Component data from apps and pages
* * * * * * * * *
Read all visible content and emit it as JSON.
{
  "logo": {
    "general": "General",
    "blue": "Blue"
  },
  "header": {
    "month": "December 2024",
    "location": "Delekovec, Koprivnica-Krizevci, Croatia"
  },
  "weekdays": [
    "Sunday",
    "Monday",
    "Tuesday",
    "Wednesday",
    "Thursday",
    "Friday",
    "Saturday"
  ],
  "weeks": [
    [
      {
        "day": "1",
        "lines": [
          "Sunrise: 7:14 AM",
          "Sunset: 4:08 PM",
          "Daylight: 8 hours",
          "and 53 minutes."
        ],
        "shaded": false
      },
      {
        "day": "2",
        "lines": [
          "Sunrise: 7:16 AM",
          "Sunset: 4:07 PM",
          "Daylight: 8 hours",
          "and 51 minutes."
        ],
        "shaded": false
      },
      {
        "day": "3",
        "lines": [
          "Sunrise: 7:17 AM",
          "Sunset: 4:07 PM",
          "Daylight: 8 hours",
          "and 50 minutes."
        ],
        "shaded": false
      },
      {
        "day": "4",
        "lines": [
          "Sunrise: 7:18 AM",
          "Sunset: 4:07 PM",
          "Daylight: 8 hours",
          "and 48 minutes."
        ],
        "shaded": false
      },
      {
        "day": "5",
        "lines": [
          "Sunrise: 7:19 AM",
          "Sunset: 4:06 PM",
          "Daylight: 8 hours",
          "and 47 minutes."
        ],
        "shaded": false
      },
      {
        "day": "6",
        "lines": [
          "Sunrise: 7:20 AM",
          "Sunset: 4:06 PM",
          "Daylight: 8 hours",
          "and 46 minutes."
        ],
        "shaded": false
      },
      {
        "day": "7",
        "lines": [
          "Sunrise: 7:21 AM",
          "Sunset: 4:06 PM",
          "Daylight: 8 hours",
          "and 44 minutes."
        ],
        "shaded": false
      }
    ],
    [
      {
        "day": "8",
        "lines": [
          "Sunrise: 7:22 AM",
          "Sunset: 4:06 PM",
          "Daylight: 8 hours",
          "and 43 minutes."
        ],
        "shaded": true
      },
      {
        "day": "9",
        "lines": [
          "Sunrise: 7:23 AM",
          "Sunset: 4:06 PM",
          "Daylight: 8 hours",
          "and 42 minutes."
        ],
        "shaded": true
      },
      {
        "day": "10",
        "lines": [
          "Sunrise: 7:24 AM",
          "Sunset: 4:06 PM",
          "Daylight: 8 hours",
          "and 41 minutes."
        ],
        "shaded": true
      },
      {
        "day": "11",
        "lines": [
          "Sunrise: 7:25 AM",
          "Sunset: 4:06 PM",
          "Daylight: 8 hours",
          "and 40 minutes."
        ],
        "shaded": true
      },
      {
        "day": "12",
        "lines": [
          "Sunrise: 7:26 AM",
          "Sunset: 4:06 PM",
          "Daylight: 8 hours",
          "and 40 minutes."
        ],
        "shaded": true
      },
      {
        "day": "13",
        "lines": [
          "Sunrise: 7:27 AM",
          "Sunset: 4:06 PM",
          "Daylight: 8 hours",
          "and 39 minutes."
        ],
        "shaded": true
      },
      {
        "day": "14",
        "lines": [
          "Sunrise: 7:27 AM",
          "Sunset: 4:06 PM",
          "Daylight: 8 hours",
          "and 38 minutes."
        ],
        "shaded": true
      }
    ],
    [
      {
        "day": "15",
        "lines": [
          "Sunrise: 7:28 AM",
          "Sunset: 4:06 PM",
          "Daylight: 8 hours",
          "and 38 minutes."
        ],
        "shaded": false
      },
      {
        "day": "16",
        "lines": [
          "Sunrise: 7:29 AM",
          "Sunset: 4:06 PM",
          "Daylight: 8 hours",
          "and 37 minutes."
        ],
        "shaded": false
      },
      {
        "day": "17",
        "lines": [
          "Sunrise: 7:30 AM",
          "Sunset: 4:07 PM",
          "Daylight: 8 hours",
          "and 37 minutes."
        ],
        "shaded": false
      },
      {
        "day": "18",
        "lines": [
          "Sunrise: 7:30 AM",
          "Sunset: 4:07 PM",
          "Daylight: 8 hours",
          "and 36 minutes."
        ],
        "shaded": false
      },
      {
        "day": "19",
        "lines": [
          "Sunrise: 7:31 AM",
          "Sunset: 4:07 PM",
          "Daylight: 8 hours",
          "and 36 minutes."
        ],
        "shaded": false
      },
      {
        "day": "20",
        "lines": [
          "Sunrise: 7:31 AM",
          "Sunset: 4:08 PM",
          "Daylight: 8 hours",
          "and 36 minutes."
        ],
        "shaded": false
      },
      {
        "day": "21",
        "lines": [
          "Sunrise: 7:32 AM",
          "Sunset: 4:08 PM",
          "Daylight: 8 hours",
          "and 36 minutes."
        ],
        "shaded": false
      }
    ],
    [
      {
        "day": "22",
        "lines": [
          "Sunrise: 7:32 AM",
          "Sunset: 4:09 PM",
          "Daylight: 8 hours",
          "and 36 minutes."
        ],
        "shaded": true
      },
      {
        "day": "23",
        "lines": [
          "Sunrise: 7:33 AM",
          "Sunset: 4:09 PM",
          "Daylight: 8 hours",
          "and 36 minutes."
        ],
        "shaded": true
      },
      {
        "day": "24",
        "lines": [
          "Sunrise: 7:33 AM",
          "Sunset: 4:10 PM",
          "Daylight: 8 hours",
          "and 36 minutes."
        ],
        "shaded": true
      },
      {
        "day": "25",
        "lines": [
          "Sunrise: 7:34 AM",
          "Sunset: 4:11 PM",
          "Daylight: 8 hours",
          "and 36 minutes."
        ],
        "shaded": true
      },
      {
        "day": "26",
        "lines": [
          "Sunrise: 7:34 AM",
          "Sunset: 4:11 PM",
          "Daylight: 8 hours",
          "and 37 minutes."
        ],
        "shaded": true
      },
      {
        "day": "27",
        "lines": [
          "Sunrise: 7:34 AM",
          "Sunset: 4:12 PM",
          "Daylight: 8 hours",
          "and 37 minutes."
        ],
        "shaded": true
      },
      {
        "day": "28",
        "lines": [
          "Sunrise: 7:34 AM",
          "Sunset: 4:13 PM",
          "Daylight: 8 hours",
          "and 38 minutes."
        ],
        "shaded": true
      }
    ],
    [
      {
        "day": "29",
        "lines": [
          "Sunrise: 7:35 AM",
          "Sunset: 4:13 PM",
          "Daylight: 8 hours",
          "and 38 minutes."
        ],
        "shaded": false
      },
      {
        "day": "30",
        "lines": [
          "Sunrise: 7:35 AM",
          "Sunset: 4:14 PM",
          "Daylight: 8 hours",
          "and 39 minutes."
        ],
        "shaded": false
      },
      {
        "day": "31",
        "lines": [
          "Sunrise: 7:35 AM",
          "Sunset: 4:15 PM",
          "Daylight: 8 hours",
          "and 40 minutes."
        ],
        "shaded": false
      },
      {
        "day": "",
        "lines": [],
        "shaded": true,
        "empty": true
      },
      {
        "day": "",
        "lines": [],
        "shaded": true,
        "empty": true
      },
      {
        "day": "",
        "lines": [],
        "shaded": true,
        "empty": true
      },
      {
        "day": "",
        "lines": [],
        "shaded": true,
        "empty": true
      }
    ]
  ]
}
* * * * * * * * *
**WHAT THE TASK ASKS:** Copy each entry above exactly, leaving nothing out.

**EXPECTED OUTPUT:**
Read all visible content and emit it as JSON.
{
  "logo": {
    "general": "General",
    "blue": "Blue"
  },
  "header": {
    "month": "December 2024",
    "location": "Delekovec, Koprivnica-Krizevci, Croatia"
  },
  "weekdays": [
    "Sunday",
    "Monday",
    "Tuesday",
    "Wednesday",
    "Thursday",
    "Friday",
    "Saturday"
  ],
  "weeks": [
    [
      {
        "day": "1",
        "lines": [
          "Sunrise: 7:14 AM",
          "Sunset: 4:08 PM",
          "Daylight: 8 hours",
          "and 53 minutes."
        ],
        "shaded": false
      },
      {
        "day": "2",
        "lines": [
          "Sunrise: 7:16 AM",
          "Sunset: 4:07 PM",
          "Daylight: 8 hours",
          "and 51 minutes."
        ],
        "shaded": false
      },
      {
        "day": "3",
        "lines": [
          "Sunrise: 7:17 AM",
          "Sunset: 4:07 PM",
          "Daylight: 8 hours",
          "and 50 minutes."
        ],
        "shaded": false
      },
      {
        "day": "4",
        "lines": [
          "Sunrise: 7:18 AM",
          "Sunset: 4:07 PM",
          "Daylight: 8 hours",
          "and 48 minutes."
        ],
        "shaded": false
      },
      {
        "day": "5",
        "lines": [
          "Sunrise: 7:19 AM",
          "Sunset: 4:06 PM",
          "Daylight: 8 hours",
          "and 47 minutes."
        ],
        "shaded": false
      },
      {
        "day": "6",
        "lines": [
          "Sunrise: 7:20 AM",
          "Sunset: 4:06 PM",
          "Daylight: 8 hours",
          "and 46 minutes."
        ],
        "shaded": false
      },
      {
        "day": "7",
        "lines": [
          "Sunrise: 7:21 AM",
          "Sunset: 4:06 PM",
          "Daylight: 8 hours",
          "and 44 minutes."
        ],
        "shaded": false
      }
    ],
    [
      {
        "day": "8",
        "lines": [
          "Sunrise: 7:22 AM",
          "Sunset: 4:06 PM",
          "Daylight: 8 hours",
          "and 43 minutes."
        ],
        "shaded": true
      },
      {
        "day": "9",
        "lines": [
          "Sunrise: 7:23 AM",
          "Sunset: 4:06 PM",
          "Daylight: 8 hours",
          "and 42 minutes."
        ],
        "shaded": true
      },
      {
        "day": "10",
        "lines": [
          "Sunrise: 7:24 AM",
          "Sunset: 4:06 PM",
          "Daylight: 8 hours",
          "and 41 minutes."
        ],
        "shaded": true
      },
      {
        "day": "11",
        "lines": [
          "Sunrise: 7:25 AM",
          "Sunset: 4:06 PM",
          "Daylight: 8 hours",
          "and 40 minutes."
        ],
        "shaded": true
      },
      {
        "day": "12",
        "lines": [
          "Sunrise: 7:26 AM",
          "Sunset: 4:06 PM",
          "Daylight: 8 hours",
          "and 40 minutes."
        ],
        "shaded": true
      },
      {
        "day": "13",
        "lines": [
          "Sunrise: 7:27 AM",
          "Sunset: 4:06 PM",
          "Daylight: 8 hours",
          "and 39 minutes."
        ],
        "shaded": true
      },
      {
        "day": "14",
        "lines": [
          "Sunrise: 7:27 AM",
          "Sunset: 4:06 PM",
          "Daylight: 8 hours",
          "and 38 minutes."
        ],
        "shaded": true
      }
    ],
    [
      {
        "day": "15",
        "lines": [
          "Sunrise: 7:28 AM",
          "Sunset: 4:06 PM",
          "Daylight: 8 hours",
          "and 38 minutes."
        ],
        "shaded": false
      },
      {
        "day": "16",
        "lines": [
          "Sunrise: 7:29 AM",
          "Sunset: 4:06 PM",
          "Daylight: 8 hours",
          "and 37 minutes."
        ],
        "shaded": false
      },
      {
        "day": "17",
        "lines": [
          "Sunrise: 7:30 AM",
          "Sunset: 4:07 PM",
          "Daylight: 8 hours",
          "and 37 minutes."
        ],
        "shaded": false
      },
      {
        "day": "18",
        "lines": [
          "Sunrise: 7:30 AM",
          "Sunset: 4:07 PM",
          "Daylight: 8 hours",
          "and 36 minutes."
        ],
        "shaded": false
      },
      {
        "day": "19",
        "lines": [
          "Sunrise: 7:31 AM",
          "Sunset: 4:07 PM",
          "Daylight: 8 hours",
          "and 36 minutes."
        ],
        "shaded": false
      },
      {
        "day": "20",
        "lines": [
          "Sunrise: 7:31 AM",
          "Sunset: 4:08 PM",
          "Daylight: 8 hours",
          "and 36 minutes."
        ],
        "shaded": false
      },
      {
        "day": "21",
        "lines": [
          "Sunrise: 7:32 AM",
          "Sunset: 4:08 PM",
          "Daylight: 8 hours",
          "and 36 minutes."
        ],
        "shaded": false
      }
    ],
    [
      {
        "day": "22",
        "lines": [
          "Sunrise: 7:32 AM",
          "Sunset: 4:09 PM",
          "Daylight: 8 hours",
          "and 36 minutes."
        ],
        "shaded": true
      },
      {
        "day": "23",
        "lines": [
          "Sunrise: 7:33 AM",
          "Sunset: 4:09 PM",
          "Daylight: 8 hours",
          "and 36 minutes."
        ],
        "shaded": true
      },
      {
        "day": "24",
        "lines": [
          "Sunrise: 7:33 AM",
          "Sunset: 4:10 PM",
          "Daylight: 8 hours",
          "and 36 minutes."
        ],
        "shaded": true
      },
      {
        "day": "25",
        "lines": [
          "Sunrise: 7:34 AM",
          "Sunset: 4:11 PM",
          "Daylight: 8 hours",
          "and 36 minutes."
        ],
        "shaded": true
      },
      {
        "day": "26",
        "lines": [
          "Sunrise: 7:34 AM",
          "Sunset: 4:11 PM",
          "Daylight: 8 hours",
          "and 37 minutes."
        ],
        "shaded": true
      },
      {
        "day": "27",
        "lines": [
          "Sunrise: 7:34 AM",
          "Sunset: 4:12 PM",
          "Daylight: 8 hours",
          "and 37 minutes."
        ],
        "shaded": true
      },
      {
        "day": "28",
        "lines": [
          "Sunrise: 7:34 AM",
          "Sunset: 4:13 PM",
          "Daylight: 8 hours",
          "and 38 minutes."
        ],
        "shaded": true
      }
    ],
    [
      {
        "day": "29",
        "lines": [
          "Sunrise: 7:35 AM",
          "Sunset: 4:13 PM",
          "Daylight: 8 hours",
          "and 38 minutes."
        ],
        "shaded": false
      },
      {
        "day": "30",
        "lines": [
          "Sunrise: 7:35 AM",
          "Sunset: 4:14 PM",
          "Daylight: 8 hours",
          "and 39 minutes."
        ],
        "shaded": false
      },
      {
        "day": "31",
        "lines": [
          "Sunrise: 7:35 AM",
          "Sunset: 4:15 PM",
          "Daylight: 8 hours",
          "and 40 minutes."
        ],
        "shaded": false
      },
      {
        "day": "",
        "lines": [],
        "shaded": true,
        "empty": true
      },
      {
        "day": "",
        "lines": [],
        "shaded": true,
        "empty": true
      },
      {
        "day": "",
        "lines": [],
        "shaded": true,
        "empty": true
      },
      {
        "day": "",
        "lines": [],
        "shaded": true,
        "empty": true
      }
    ]
  ]
}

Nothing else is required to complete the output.